» **Description of the task**
Lines with "meta" in them are to be located in the listing below and copied.
*** Opening Data shown ***
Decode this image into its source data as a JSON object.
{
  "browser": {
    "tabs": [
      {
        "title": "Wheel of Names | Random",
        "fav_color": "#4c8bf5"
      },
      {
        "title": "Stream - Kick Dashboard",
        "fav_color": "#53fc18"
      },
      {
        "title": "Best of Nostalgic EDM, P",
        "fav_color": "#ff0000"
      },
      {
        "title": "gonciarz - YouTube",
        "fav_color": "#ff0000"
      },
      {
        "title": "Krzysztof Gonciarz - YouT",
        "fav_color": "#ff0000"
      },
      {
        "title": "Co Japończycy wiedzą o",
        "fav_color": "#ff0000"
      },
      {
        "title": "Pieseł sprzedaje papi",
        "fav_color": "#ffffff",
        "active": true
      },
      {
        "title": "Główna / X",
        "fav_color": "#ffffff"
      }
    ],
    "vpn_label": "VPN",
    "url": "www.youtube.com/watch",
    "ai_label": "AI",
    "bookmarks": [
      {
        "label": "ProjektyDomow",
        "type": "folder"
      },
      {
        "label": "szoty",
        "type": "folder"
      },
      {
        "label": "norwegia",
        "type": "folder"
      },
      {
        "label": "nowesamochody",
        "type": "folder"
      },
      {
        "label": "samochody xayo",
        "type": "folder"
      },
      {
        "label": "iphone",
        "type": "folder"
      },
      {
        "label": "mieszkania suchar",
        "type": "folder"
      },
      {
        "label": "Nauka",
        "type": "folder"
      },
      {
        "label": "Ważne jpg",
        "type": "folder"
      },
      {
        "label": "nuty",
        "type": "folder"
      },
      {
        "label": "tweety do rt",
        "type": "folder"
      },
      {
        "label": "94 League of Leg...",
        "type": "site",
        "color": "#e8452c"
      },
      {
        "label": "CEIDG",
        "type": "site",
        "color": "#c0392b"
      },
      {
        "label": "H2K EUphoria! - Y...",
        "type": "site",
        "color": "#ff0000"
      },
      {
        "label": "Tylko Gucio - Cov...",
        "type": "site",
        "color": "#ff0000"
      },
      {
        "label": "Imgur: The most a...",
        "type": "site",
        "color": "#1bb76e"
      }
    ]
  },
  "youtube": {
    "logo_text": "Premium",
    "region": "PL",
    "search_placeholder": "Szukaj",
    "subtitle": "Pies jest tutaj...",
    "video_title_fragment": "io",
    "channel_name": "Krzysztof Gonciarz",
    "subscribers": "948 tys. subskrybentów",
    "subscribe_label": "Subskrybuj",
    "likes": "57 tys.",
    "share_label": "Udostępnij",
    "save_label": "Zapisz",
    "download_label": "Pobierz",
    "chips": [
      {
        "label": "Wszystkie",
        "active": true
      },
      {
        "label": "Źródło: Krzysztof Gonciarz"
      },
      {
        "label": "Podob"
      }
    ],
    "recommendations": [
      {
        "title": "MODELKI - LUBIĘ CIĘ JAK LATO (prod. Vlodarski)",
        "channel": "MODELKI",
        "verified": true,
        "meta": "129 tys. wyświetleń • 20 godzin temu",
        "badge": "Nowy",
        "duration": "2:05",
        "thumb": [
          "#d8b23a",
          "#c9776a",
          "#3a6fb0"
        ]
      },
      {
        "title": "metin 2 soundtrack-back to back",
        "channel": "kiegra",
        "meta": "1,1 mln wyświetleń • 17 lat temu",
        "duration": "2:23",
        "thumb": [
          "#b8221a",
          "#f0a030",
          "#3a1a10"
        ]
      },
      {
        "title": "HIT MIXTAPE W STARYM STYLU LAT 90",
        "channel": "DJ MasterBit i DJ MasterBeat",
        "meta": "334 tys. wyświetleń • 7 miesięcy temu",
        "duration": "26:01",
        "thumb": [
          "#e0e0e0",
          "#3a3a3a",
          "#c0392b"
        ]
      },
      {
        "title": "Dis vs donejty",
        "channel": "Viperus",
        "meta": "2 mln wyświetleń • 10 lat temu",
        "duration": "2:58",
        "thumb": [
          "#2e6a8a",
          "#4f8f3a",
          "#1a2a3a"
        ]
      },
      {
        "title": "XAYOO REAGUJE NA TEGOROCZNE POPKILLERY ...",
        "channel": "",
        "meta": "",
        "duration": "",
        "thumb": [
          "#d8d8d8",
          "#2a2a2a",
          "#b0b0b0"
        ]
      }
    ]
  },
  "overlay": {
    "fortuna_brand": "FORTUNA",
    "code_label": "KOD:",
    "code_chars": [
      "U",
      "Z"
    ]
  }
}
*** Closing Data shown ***
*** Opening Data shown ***
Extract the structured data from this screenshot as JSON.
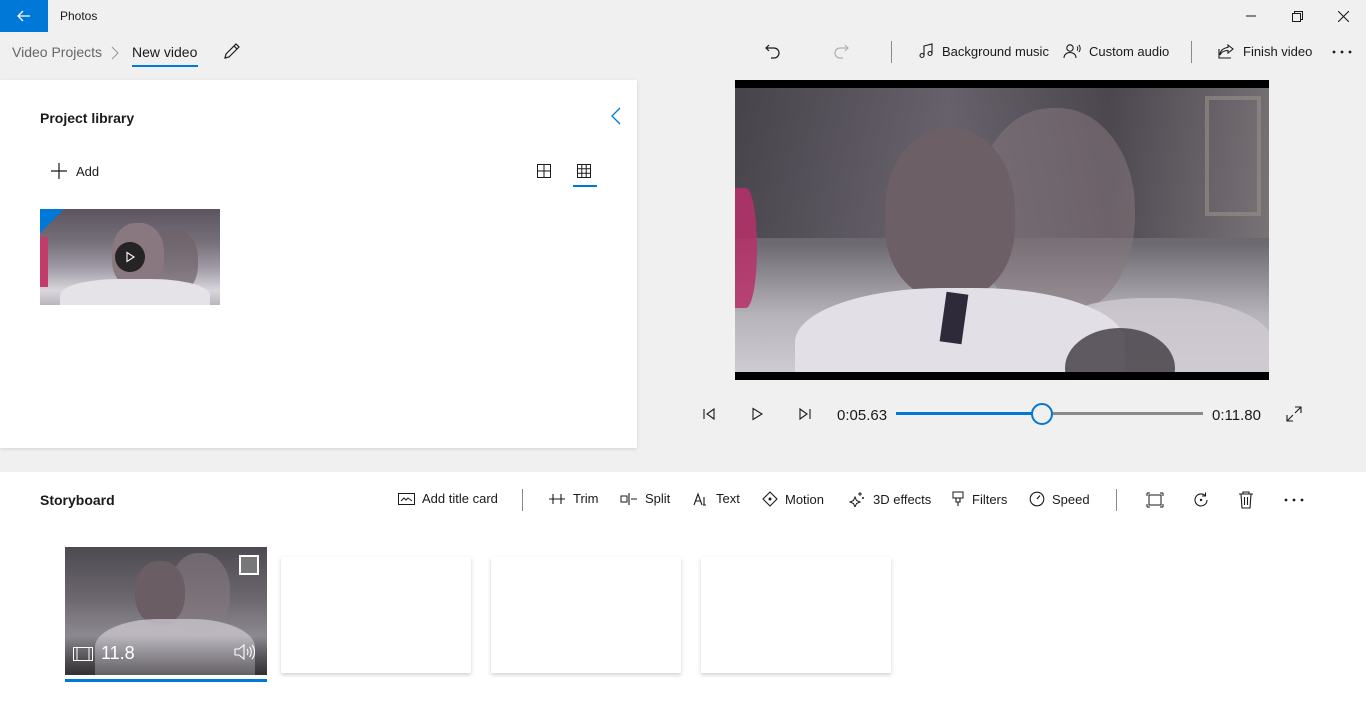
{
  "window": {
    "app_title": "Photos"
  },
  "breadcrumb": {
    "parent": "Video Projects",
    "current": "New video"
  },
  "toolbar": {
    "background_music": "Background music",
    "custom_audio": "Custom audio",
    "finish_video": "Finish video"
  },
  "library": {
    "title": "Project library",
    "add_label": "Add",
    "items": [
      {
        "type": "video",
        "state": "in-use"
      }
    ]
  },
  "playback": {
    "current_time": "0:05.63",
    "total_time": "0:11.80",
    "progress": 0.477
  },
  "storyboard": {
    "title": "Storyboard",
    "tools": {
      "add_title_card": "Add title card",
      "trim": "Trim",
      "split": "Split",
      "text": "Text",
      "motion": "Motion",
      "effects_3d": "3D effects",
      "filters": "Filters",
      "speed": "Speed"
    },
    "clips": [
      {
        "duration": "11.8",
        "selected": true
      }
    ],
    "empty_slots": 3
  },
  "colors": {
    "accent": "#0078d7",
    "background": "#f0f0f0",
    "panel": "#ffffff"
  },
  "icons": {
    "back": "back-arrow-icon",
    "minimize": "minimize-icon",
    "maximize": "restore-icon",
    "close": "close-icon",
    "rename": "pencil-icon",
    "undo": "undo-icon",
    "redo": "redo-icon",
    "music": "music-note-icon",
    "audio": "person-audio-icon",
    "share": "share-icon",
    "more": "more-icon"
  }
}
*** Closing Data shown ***
» **Reply**
        "meta": "129 tys. wyświetleń • 20 godzin temu",
        "meta": "1,1 mln wyświetleń • 17 lat temu",
        "meta": "334 tys. wyświetleń • 7 miesięcy temu",
        "meta": "2 mln wyświetleń • 10 lat temu",
        "meta": "",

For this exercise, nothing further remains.